Finding new ways of engaging citizens in the delivery of local public services may become increasingly important in the years ahead. At a launch event today, we presented the initial findings from a small scale, but robustly evaluated scheme within the London borough of Lambeth. Through this scheme we have shown that carefully designed interventions can have positive effects, engaging local communities in improving the environments in which they live. We believe this provides a strong signal for what might be possible more generally and would encourage local authorities to work with us and other researchers to design and evaluate other interventions aimed to engaging local residents.
In collaboration with Lambeth Council , we trialled a scheme that asked residents to volunteer to become a ‘Street Champion’ and coordinate efforts to improve the cleanliness and attractiveness of their local environment, with the council offering providing advice and support along the way. 170 residential streets were split into five different groups. One group were the control group, where nothing changed. In a second group of streets, residents received an invitation to become a ‘Street Champion.’ In the remaining three groups, residents received different forms of incentives to test their impact on people’s willingness to get involved. The different incentives were individual rewards (e.g. free garden waste collection), incentives that would benefit the community as a whole (e.g. graffiti removal services) and rewards that emphasised individuals’ identity as Street Champions (e.g. hi-vis vests, polo shirts). We then collected data about the actual activities of Street Champions, the cleanliness of streets and residents’ overall perceptions of their local area.
There were four main findings from this evaluation.
First, citizens are keen to get involved in the delivery of local services, but they’re more likely to act as a complement rather than replacement for existing services. In streets where people received an invite and/or incentive to become a Street Champion, around 3 people per street expressed an interest in becoming a Street Champion. In around half of these cases actual activities followed (e.g. clean-up events, street meetings, Facebook groups). There was, however, no evidence of any impact on levels of litter or other aspects of street cleanliness. Where there was a significant impact was in terms of ‘beautification’ (e.g. installing planters). Streets in the ‘identity incentives’ group were 17 percentage points more likely to show evidence of beautification than the control streets. This is a big impact considering that only 11% of all streets in the experiment showed evidence of beautification. This suggests citizens are very keen to provide services and amenities that are complementary to existing service provision. The big unanswered question, however, is the extent to which citizens are willing to step in were there to be falls in service provision.
Second, (some types of) incentives can increase the number of people coming forward and their level activity. The identity incentives had the biggest impact on actual activity levels. They doubled the number of people willing to come forward and the average number of activities per street as compared with a simple invite. For example, providing identity incentives increased the number of clean-up events by 15% percentage points, a very substantial change considering that only 6% of streets in the experiment did one of these. The community-wide incentives also increased the number of people willing to come forward and the activity relative to a simple invite, just not by as much as the identity incentives. The individual level rewards increased expressions of interest, but had a negligible impact on activity levels compared with a simple invitation.

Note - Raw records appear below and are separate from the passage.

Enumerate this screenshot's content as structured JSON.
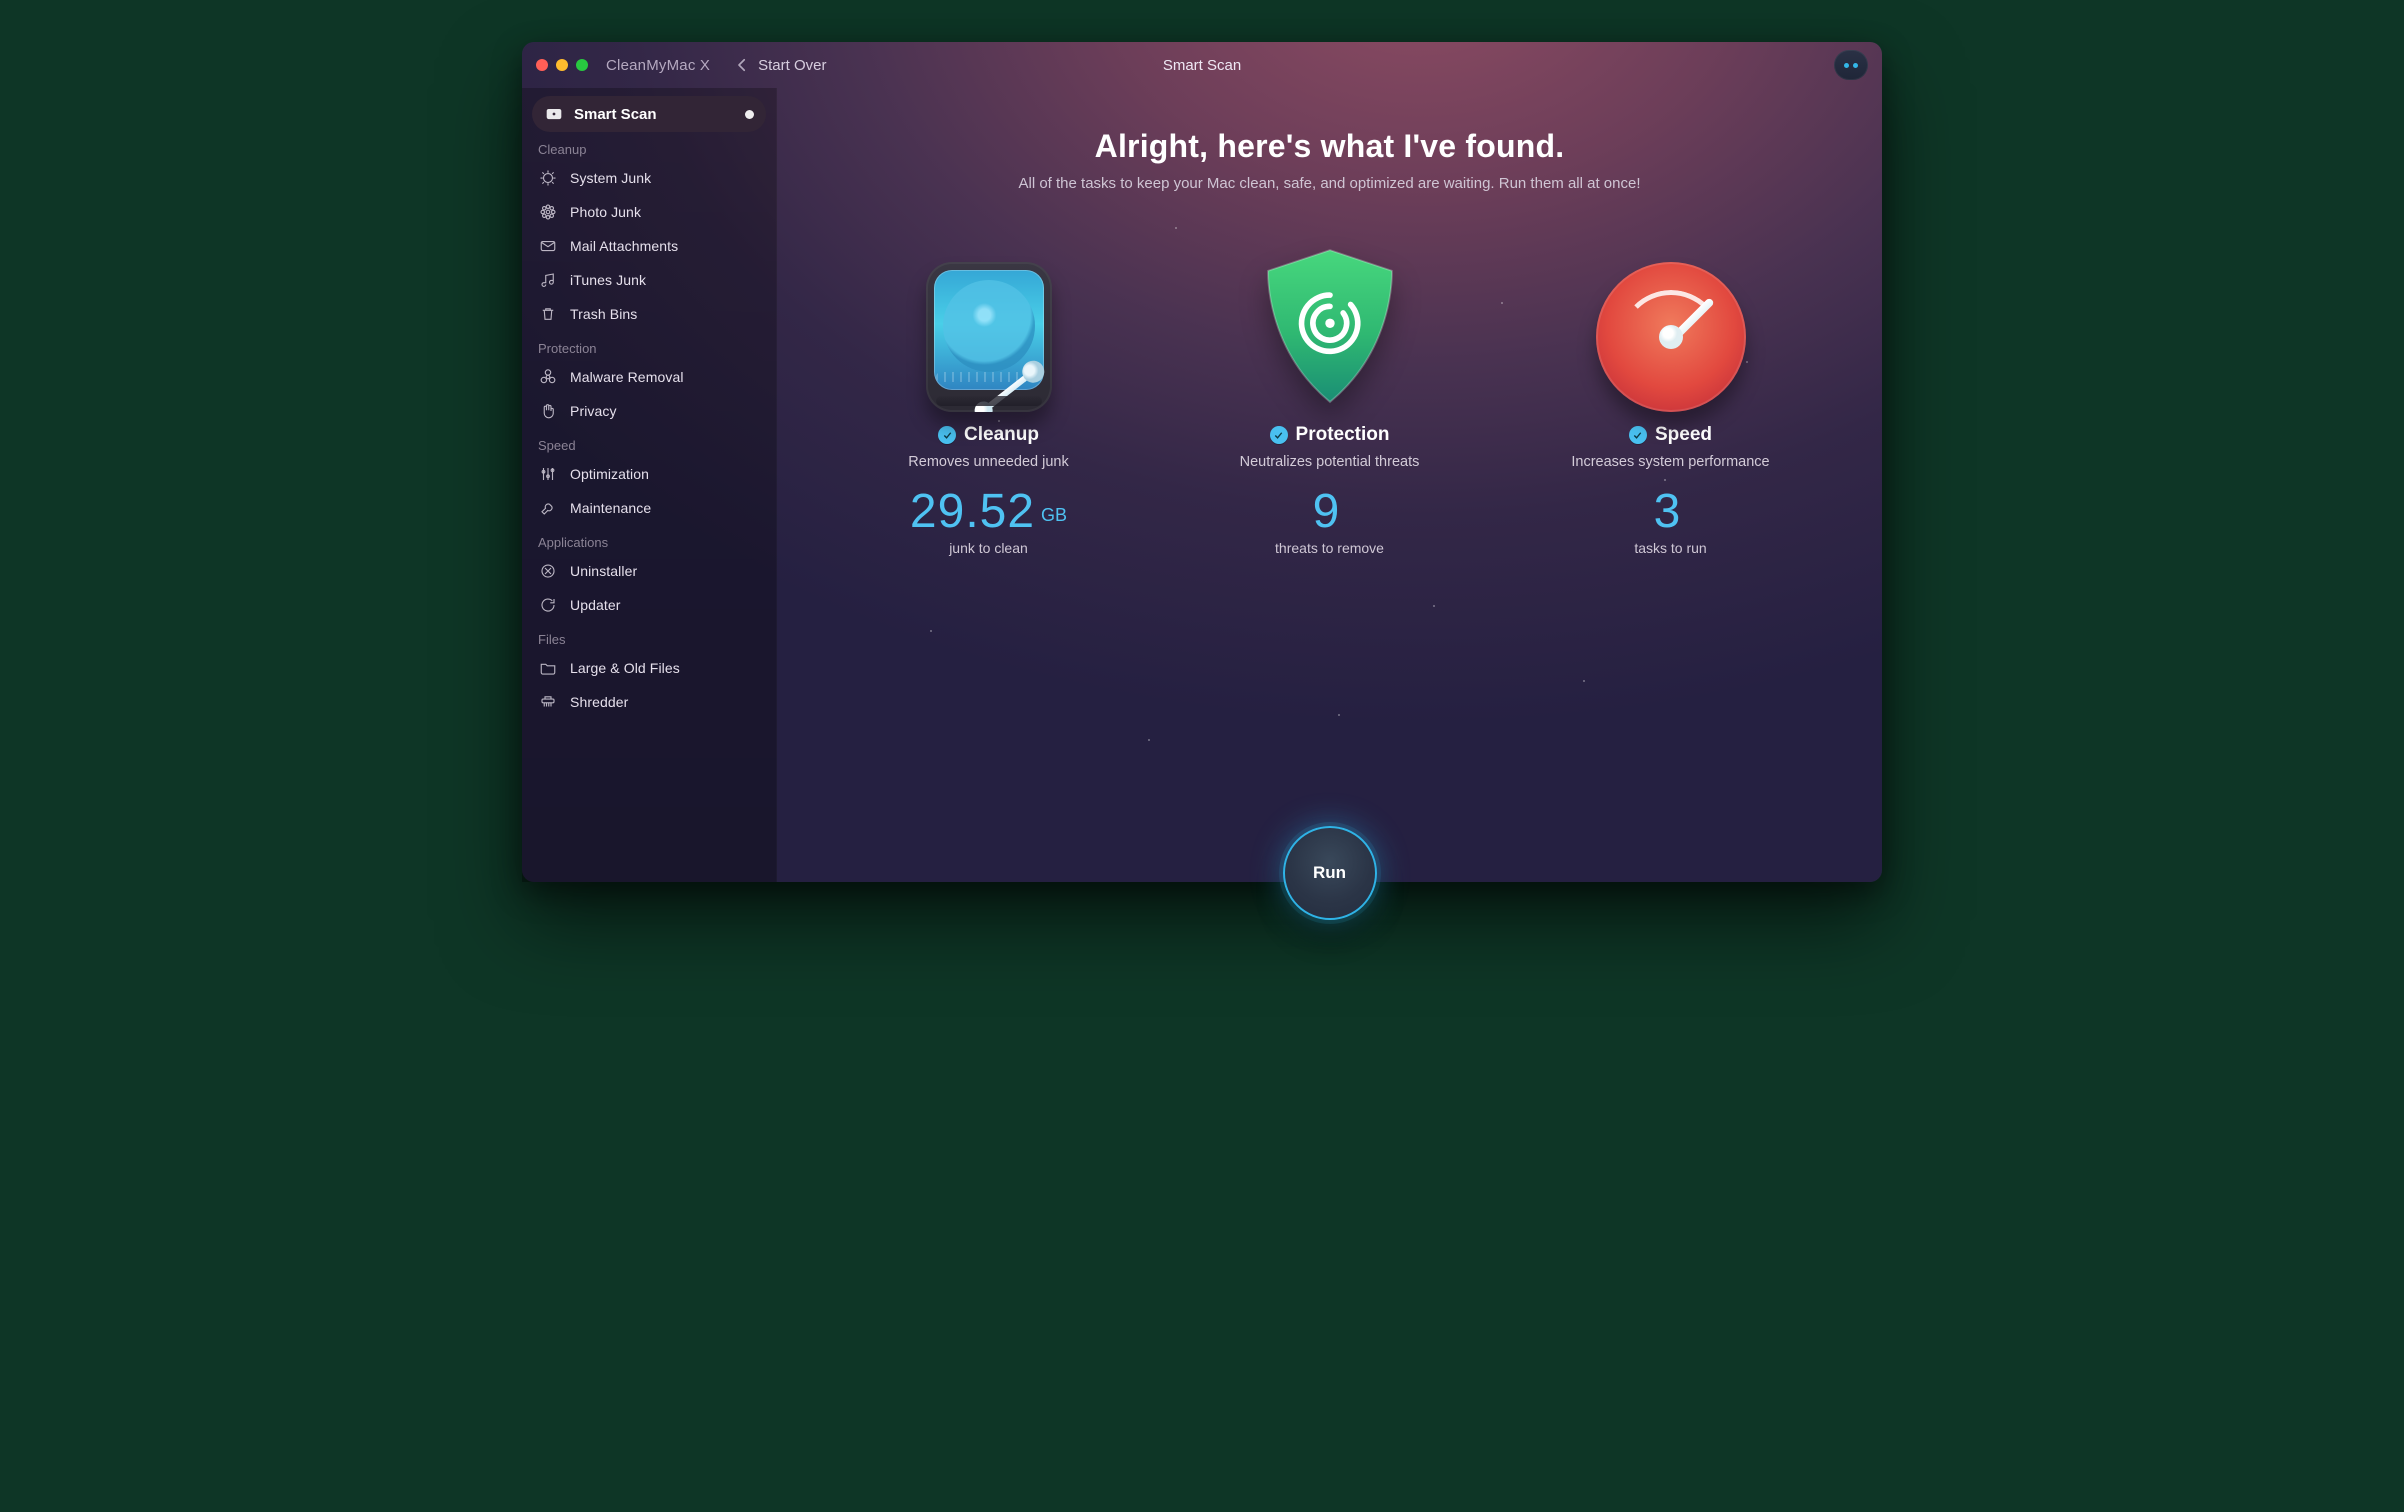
{
  "app": {
    "title": "CleanMyMac X"
  },
  "titlebar": {
    "back_label": "Start Over",
    "center_title": "Smart Scan"
  },
  "sidebar": {
    "active": {
      "label": "Smart Scan"
    },
    "sections": [
      {
        "heading": "Cleanup",
        "items": [
          {
            "label": "System Junk"
          },
          {
            "label": "Photo Junk"
          },
          {
            "label": "Mail Attachments"
          },
          {
            "label": "iTunes Junk"
          },
          {
            "label": "Trash Bins"
          }
        ]
      },
      {
        "heading": "Protection",
        "items": [
          {
            "label": "Malware Removal"
          },
          {
            "label": "Privacy"
          }
        ]
      },
      {
        "heading": "Speed",
        "items": [
          {
            "label": "Optimization"
          },
          {
            "label": "Maintenance"
          }
        ]
      },
      {
        "heading": "Applications",
        "items": [
          {
            "label": "Uninstaller"
          },
          {
            "label": "Updater"
          }
        ]
      },
      {
        "heading": "Files",
        "items": [
          {
            "label": "Large & Old Files"
          },
          {
            "label": "Shredder"
          }
        ]
      }
    ]
  },
  "main": {
    "headline": "Alright, here's what I've found.",
    "subhead": "All of the tasks to keep your Mac clean, safe, and optimized are waiting. Run them all at once!",
    "cards": {
      "cleanup": {
        "title": "Cleanup",
        "desc": "Removes unneeded junk",
        "value": "29.52",
        "unit": "GB",
        "caption": "junk to clean"
      },
      "protection": {
        "title": "Protection",
        "desc": "Neutralizes potential threats",
        "value": "9",
        "unit": "",
        "caption": "threats to remove"
      },
      "speed": {
        "title": "Speed",
        "desc": "Increases system performance",
        "value": "3",
        "unit": "",
        "caption": "tasks to run"
      }
    },
    "run_label": "Run"
  },
  "colors": {
    "accent": "#49c0f0",
    "traffic": {
      "close": "#ff5f57",
      "min": "#febc2e",
      "max": "#28c840"
    }
  }
}
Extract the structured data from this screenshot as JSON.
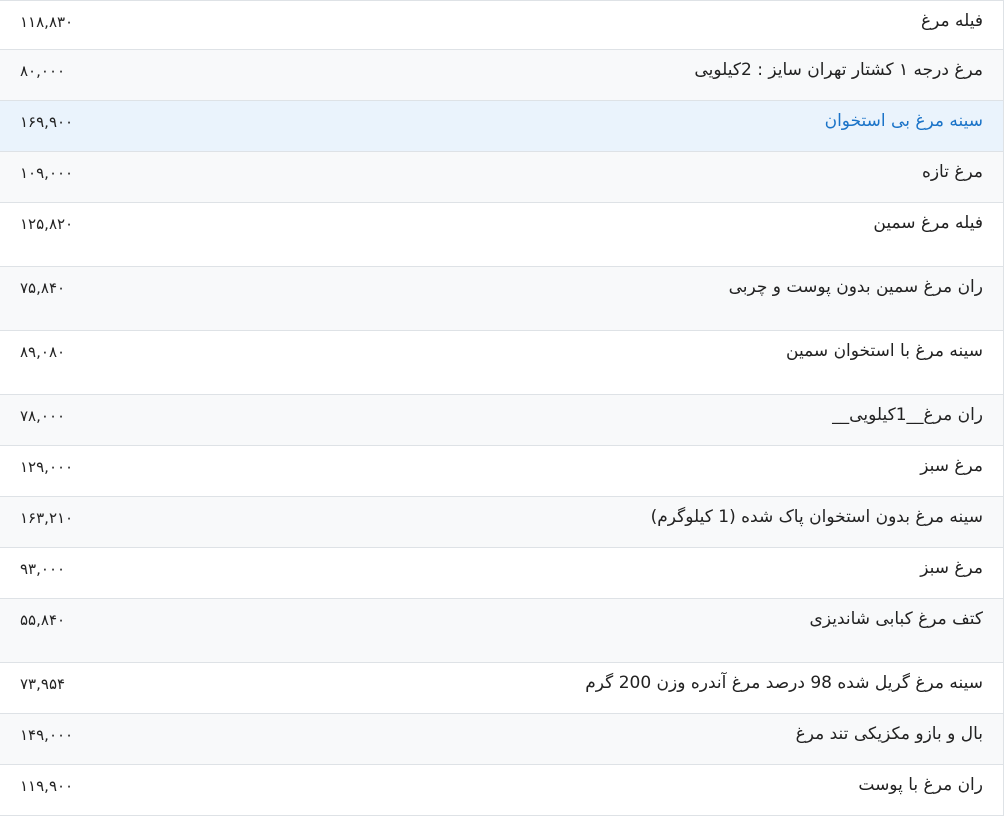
{
  "rows": [
    {
      "name": "فیله مرغ",
      "price": "۱۱۸,۸۳۰"
    },
    {
      "name": "مرغ درجه ۱ کشتار تهران سایز : 2کیلویی",
      "price": "۸۰,۰۰۰"
    },
    {
      "name": "سینه مرغ بی استخوان",
      "price": "۱۶۹,۹۰۰"
    },
    {
      "name": "مرغ تازه",
      "price": "۱۰۹,۰۰۰"
    },
    {
      "name": "فیله مرغ سمین",
      "price": "۱۲۵,۸۲۰"
    },
    {
      "name": "ران مرغ سمین بدون پوست و چربی",
      "price": "۷۵,۸۴۰"
    },
    {
      "name": "سینه مرغ با استخوان سمین",
      "price": "۸۹,۰۸۰"
    },
    {
      "name": "ران مرغ__1کیلویی__",
      "price": "۷۸,۰۰۰"
    },
    {
      "name": "مرغ سبز",
      "price": "۱۲۹,۰۰۰"
    },
    {
      "name": "سینه مرغ بدون استخوان پاک شده (1 کیلوگرم)",
      "price": "۱۶۳,۲۱۰"
    },
    {
      "name": "مرغ سبز",
      "price": "۹۳,۰۰۰"
    },
    {
      "name": "کتف مرغ کبابی شاندیزی",
      "price": "۵۵,۸۴۰"
    },
    {
      "name": "سینه مرغ گریل شده 98 درصد مرغ آندره وزن 200 گرم",
      "price": "۷۳,۹۵۴"
    },
    {
      "name": "بال و بازو مکزیکی تند مرغ",
      "price": "۱۴۹,۰۰۰"
    },
    {
      "name": "ران مرغ با پوست",
      "price": "۱۱۹,۹۰۰"
    }
  ]
}
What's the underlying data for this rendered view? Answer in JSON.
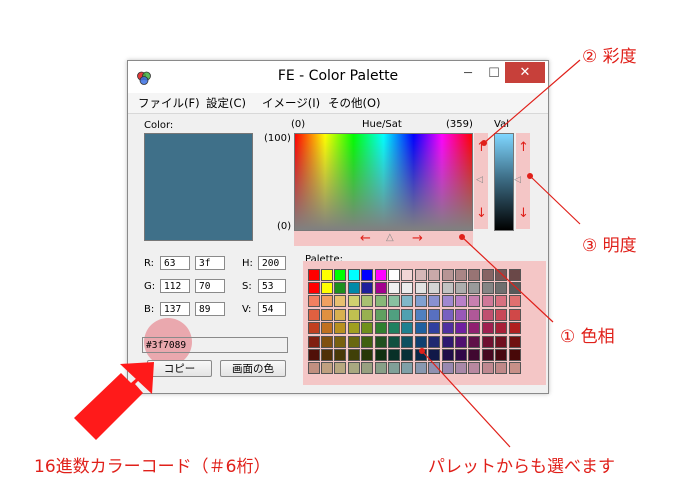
{
  "window": {
    "title": "FE - Color Palette",
    "min_glyph": "─",
    "max_glyph": "☐",
    "close_glyph": "✕"
  },
  "menu": [
    "ファイル(F)",
    "設定(C)",
    "イメージ(I)",
    "その他(O)"
  ],
  "color_label": "Color:",
  "huesat": {
    "label": "Hue/Sat",
    "min_hue": "(0)",
    "max_hue": "(359)",
    "sat_max": "(100)",
    "sat_min": "(0)",
    "nav_left": "←",
    "nav_mark": "△",
    "nav_right": "→",
    "side_up": "↑",
    "side_mark": "◁",
    "side_down": "↓"
  },
  "val": {
    "label": "Val",
    "up": "↑",
    "mark": "◁",
    "down": "↓"
  },
  "rgb": {
    "r_label": "R:",
    "r_dec": "63",
    "r_hex": "3f",
    "g_label": "G:",
    "g_dec": "112",
    "g_hex": "70",
    "b_label": "B:",
    "b_dec": "137",
    "b_hex": "89"
  },
  "hsv": {
    "h_label": "H:",
    "h": "200",
    "s_label": "S:",
    "s": "53",
    "v_label": "V:",
    "v": "54"
  },
  "hex_code": "#3f7089",
  "buttons": {
    "copy": "コピー",
    "screen_color": "画面の色"
  },
  "palette": {
    "label": "Palette:",
    "colors": [
      "#ff0000",
      "#ffff00",
      "#00ff00",
      "#00ffff",
      "#0000ff",
      "#ff00ff",
      "#ffffff",
      "#f2d5d5",
      "#d6b8b8",
      "#c9a9a9",
      "#b79595",
      "#a98686",
      "#987474",
      "#876464",
      "#785656",
      "#6a4848",
      "#ff0000",
      "#ffff00",
      "#1e8f1e",
      "#0089a8",
      "#1f1f9c",
      "#a3008f",
      "#f0f0f0",
      "#ececec",
      "#e2e2e2",
      "#d3d3d3",
      "#c2c2c2",
      "#adadad",
      "#9a9a9a",
      "#858585",
      "#6f6f6f",
      "#595959",
      "#f08060",
      "#f0a060",
      "#e8c070",
      "#d0d070",
      "#a8c070",
      "#88b878",
      "#88c0a0",
      "#80b8c8",
      "#80a0d0",
      "#8890d0",
      "#a088d0",
      "#b880c8",
      "#c880b0",
      "#d07898",
      "#d87080",
      "#e07070",
      "#e06040",
      "#e09040",
      "#d8b050",
      "#c0c050",
      "#98b050",
      "#60a060",
      "#50a080",
      "#50a0b0",
      "#5080c0",
      "#5870c0",
      "#7860c0",
      "#9858b8",
      "#b05898",
      "#c05070",
      "#c84858",
      "#d04848",
      "#c04020",
      "#c07020",
      "#b89020",
      "#a0a020",
      "#70901c",
      "#308030",
      "#208060",
      "#208090",
      "#2060a0",
      "#3040a0",
      "#5030a0",
      "#7020a0",
      "#902070",
      "#a02050",
      "#a82038",
      "#b02020",
      "#802010",
      "#805010",
      "#786010",
      "#686810",
      "#406010",
      "#205020",
      "#105040",
      "#105060",
      "#104070",
      "#202870",
      "#301870",
      "#501070",
      "#601048",
      "#701030",
      "#701020",
      "#701010",
      "#501008",
      "#503008",
      "#483808",
      "#404008",
      "#283808",
      "#103010",
      "#083028",
      "#083038",
      "#082848",
      "#101848",
      "#200c48",
      "#300848",
      "#400830",
      "#480820",
      "#480810",
      "#480808",
      "#c09080",
      "#c0a080",
      "#b8a880",
      "#a8a880",
      "#98a080",
      "#88a088",
      "#80a098",
      "#80a0a8",
      "#8898b0",
      "#9090b0",
      "#9888b0",
      "#a888a8",
      "#b888a0",
      "#c08890",
      "#c08888",
      "#c89088"
    ]
  },
  "annotations": {
    "saturation": "② 彩度",
    "brightness": "③ 明度",
    "hue": "① 色相",
    "hexcode": "16進数カラーコード（＃6桁）",
    "palette_note": "パレットからも選べます"
  },
  "colors": {
    "current": "#3f7089",
    "annotation_red": "#e0201a",
    "close_red": "#c7403a",
    "highlight_pink": "#f4c6c6"
  }
}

Third, getting citizens involved in the delivery of local services can have valuable spill-over effects. We found good evidence that beyond immediate effects, these schemes increased satisfaction and levels of social interaction. In the identity incentives streets, residents were more likely to express satisfaction with their local area. In the community-wide incentives group residents reported increased levels of social interaction on their street. These types of impacts are very valuable to observe. Academic research has recognised the value of social capital in communities, but there have been few examples of methods that can shift it. Getting citizens more involved in the delivery of local services may be one way of stimulating social interactions and connectedness.
Finally, we think we have shown the value of partnerships between academic researchers and local councils to determine “what works.” We have worked closely with Lambeth Council over the last two years to develop the design of the experiment and to analyse the policy implications of the data coming out of it. The scheme eventually rolled-out was very much informed by the results of the experiment. We as academic researchers have also gained a much greater understanding of how local government works and the challenges facing policymakers. We hope that more councils and academics will follow this example.
Our launch event and some of the foundation work required for the pilot with Lambeth has been funded by the Economic and Social Research Council under the IFS Impact Acceleration Account. We are grateful for their support.